A glutamate-alanine-leucine (EAL) domain protein of Salmonella controls bacterial survival in mice, antioxidant defence and killing of macrophages: role of cyclic diGMP
Article first published online: 8 APR 2005
Volume 56, Issue 5, pages 1234–1245, June 2005
How to Cite
Hisert, K. B., MacCoss, M., Shiloh, M. U., Darwin, K. H., Singh, S., Jones, R. A., Ehrt, S., Zhang, Z., Gaffney, B. L., Gandotra, S., Holden, D. W., Murray, D. and Nathan, C. (2005), A glutamate-alanine-leucine (EAL) domain protein of Salmonella controls bacterial survival in mice, antioxidant defence and killing of macrophages: role of cyclic diGMP. Molecular Microbiology, 56: 1234–1245. doi: 10.1111/j.1365-2958.2005.04632.x
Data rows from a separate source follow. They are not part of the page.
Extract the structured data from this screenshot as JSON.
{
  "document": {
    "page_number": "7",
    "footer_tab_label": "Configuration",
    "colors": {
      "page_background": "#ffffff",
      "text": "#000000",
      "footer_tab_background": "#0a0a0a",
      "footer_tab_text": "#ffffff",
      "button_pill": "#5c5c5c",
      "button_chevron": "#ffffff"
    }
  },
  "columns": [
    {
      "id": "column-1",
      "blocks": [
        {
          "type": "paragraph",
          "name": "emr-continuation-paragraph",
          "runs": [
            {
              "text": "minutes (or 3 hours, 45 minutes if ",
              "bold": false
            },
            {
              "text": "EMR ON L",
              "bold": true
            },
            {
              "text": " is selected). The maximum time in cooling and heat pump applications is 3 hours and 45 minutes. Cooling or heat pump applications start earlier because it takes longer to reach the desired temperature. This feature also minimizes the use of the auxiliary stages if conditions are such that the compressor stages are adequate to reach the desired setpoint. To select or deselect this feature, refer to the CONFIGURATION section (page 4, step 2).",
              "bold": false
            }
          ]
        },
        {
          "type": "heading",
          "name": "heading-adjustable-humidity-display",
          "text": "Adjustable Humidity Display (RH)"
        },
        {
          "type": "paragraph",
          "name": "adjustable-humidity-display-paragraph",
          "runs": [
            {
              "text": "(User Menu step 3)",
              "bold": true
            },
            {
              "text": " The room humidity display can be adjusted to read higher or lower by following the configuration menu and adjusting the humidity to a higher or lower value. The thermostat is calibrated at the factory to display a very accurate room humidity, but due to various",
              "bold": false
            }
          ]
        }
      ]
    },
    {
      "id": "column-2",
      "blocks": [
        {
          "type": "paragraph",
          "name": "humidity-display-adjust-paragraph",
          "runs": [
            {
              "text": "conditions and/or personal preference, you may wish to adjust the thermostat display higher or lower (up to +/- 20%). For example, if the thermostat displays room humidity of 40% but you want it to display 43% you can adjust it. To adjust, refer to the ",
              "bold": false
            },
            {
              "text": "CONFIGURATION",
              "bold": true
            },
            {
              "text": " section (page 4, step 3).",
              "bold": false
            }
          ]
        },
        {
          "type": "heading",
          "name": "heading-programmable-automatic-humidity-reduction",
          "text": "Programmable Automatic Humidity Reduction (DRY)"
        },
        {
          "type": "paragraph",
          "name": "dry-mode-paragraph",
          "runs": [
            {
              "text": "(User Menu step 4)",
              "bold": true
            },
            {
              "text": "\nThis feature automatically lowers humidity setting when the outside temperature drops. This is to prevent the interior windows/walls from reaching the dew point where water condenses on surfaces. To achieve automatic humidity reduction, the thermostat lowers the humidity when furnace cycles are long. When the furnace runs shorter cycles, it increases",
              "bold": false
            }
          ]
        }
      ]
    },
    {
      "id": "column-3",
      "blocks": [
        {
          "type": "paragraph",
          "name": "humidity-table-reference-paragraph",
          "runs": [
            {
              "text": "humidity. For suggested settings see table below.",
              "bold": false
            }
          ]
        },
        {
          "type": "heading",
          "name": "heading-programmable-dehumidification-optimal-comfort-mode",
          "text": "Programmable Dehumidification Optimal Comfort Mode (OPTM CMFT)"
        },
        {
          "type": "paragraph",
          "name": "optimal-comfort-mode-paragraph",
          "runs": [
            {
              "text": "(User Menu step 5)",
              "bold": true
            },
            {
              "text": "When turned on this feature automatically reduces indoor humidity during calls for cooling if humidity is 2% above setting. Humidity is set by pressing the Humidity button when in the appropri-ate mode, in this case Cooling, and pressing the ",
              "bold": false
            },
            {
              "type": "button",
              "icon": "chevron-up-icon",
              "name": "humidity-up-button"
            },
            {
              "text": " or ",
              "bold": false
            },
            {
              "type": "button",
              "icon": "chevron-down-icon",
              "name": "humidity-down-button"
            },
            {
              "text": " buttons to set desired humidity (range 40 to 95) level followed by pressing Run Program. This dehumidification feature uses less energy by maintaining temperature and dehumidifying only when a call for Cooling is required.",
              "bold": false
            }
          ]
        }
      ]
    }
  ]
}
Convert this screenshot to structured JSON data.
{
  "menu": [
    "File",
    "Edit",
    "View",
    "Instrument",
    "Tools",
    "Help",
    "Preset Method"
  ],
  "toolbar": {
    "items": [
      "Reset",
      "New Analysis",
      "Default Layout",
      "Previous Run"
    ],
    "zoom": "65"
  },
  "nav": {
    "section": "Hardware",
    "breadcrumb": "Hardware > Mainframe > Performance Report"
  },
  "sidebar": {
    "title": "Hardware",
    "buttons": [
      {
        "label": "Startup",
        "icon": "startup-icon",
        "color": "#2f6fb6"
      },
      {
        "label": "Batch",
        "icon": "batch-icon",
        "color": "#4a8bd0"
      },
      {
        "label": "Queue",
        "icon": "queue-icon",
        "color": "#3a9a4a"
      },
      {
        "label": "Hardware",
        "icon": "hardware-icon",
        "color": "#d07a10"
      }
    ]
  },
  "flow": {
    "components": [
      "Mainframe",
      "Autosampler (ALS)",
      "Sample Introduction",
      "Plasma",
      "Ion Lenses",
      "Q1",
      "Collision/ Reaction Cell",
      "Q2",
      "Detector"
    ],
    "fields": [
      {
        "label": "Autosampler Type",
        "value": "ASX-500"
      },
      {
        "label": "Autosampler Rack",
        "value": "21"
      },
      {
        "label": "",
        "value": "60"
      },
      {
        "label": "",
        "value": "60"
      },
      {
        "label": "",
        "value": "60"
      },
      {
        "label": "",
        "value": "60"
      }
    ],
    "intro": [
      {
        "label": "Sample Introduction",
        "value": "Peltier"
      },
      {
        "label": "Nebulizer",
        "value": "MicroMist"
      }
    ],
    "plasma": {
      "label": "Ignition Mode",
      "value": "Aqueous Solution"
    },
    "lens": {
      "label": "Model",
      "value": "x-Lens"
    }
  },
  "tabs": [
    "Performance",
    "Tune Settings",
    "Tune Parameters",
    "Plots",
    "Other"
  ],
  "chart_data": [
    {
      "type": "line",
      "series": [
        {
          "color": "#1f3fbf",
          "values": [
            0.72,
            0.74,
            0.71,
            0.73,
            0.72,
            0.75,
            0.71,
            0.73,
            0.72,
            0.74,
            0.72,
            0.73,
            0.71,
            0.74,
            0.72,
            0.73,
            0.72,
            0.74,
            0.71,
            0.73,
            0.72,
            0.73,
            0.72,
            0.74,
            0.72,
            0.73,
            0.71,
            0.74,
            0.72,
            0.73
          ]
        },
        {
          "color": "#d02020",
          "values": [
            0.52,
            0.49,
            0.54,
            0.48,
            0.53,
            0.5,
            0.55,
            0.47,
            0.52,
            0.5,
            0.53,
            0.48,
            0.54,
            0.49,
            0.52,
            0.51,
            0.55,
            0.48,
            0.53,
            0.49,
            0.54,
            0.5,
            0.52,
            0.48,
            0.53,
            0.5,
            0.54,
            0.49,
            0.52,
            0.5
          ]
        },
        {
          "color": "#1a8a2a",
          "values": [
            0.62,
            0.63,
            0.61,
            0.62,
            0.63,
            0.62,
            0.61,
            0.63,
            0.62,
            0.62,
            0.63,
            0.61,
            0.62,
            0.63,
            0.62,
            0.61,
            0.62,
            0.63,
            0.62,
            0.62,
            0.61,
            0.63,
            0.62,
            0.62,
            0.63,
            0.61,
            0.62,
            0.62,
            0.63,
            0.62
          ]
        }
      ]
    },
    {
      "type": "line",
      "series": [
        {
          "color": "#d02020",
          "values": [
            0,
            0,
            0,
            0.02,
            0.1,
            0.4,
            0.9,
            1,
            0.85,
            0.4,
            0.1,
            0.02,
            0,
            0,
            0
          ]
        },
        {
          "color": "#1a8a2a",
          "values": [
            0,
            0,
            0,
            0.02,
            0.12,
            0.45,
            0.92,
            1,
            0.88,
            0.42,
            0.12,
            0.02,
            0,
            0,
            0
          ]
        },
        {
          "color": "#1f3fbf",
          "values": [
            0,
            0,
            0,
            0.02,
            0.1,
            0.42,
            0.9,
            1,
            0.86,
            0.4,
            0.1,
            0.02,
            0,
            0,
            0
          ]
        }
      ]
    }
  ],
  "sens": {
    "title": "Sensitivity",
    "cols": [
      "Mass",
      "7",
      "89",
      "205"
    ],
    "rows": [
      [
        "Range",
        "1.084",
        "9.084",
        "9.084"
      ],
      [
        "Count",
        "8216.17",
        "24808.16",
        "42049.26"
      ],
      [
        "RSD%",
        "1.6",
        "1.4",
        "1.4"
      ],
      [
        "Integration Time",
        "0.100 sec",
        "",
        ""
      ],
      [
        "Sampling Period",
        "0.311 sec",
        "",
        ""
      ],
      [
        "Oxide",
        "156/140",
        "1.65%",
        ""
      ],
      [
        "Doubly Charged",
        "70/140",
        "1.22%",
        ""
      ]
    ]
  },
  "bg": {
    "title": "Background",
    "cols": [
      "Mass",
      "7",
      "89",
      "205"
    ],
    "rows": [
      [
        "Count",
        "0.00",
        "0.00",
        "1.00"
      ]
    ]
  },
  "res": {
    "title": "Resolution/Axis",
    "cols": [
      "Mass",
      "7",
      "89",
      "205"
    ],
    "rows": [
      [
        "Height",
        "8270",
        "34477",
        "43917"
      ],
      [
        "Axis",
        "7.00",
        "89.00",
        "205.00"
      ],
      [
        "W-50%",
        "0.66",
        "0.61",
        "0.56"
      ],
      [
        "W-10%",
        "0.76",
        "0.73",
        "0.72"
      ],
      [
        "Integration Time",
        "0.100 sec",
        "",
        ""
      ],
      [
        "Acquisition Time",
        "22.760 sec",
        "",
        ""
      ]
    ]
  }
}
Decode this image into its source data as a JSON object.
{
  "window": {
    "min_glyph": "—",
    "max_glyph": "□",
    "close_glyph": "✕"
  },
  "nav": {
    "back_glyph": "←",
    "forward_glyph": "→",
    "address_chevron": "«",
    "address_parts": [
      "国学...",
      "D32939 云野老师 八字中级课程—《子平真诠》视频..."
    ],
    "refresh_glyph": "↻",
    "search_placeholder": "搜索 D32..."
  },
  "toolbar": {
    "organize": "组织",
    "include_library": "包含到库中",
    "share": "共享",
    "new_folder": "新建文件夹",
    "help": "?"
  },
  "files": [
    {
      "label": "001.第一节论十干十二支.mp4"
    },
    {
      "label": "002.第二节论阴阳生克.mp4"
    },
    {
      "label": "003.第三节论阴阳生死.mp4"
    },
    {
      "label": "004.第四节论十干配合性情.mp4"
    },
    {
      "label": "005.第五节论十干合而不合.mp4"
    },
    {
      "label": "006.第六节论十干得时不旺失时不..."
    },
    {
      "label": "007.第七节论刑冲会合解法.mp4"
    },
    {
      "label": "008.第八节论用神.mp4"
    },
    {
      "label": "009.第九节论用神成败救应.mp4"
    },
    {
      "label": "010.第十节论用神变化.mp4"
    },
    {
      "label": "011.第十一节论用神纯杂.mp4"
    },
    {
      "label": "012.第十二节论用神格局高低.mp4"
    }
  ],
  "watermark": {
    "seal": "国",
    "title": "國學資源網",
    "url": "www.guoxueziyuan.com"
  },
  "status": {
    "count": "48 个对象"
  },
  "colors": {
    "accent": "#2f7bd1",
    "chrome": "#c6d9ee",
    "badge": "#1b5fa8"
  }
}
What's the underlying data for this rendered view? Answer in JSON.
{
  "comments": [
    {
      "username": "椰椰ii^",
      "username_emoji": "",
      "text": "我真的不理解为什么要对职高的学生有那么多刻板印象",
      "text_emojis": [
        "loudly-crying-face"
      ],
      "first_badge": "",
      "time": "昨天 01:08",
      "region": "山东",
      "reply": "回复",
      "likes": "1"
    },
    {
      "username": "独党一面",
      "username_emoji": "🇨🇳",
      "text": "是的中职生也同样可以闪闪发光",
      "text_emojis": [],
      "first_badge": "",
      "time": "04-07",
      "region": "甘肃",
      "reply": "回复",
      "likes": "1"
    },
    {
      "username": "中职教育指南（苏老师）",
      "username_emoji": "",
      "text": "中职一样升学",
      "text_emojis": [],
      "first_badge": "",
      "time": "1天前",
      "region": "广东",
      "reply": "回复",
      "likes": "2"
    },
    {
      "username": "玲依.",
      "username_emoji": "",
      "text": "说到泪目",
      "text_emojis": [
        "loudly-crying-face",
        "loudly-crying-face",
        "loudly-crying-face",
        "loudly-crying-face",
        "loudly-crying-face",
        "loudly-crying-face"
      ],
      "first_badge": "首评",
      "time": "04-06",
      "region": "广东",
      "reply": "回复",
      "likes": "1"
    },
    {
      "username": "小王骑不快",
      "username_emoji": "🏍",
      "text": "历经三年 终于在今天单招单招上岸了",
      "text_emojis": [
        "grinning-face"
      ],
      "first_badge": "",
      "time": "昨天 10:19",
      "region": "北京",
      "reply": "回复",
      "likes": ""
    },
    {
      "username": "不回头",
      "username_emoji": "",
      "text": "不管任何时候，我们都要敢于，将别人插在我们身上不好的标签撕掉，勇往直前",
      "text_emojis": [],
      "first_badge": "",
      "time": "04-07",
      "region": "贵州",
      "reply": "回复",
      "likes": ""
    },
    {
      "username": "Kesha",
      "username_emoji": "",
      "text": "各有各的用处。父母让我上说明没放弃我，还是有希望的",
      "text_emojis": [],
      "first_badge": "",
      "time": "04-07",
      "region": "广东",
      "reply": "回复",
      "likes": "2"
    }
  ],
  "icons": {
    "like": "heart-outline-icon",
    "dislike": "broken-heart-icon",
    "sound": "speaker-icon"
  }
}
- Issue published online: 8 APR 2005
- Article first published online: 8 APR 2005
- Accepted 22 February, 2005.
Signature-tagged transposon mutagenesis of Salmonella with differential recovery from wild-type and immunodeficient mice revealed that the gene here named cdgR[for c-diguanylate (c-diGMP) regulator] is required for the bacterium to resist host phagocyte oxidase in vivo. CdgR consists solely of a glutamate-alanine-leucine (EAL) domain, a predicted cyclic diGMP (c-diGMP) phosphodiesterase. Disruption of cdgR decreased bacterial resistance to hydrogen peroxide and accelerated bacterial killing of macrophages. An ultrasensitive assay revealed c-diGMP in wild-type Salmonella with increased levels in the CdgR-deficient mutant. Thus, besides its known role in regulating cellulose synthesis and biofilm formation, bacterial c-diGMP also regulates host–pathogen interactions involving antioxidant defence and cytotoxicity.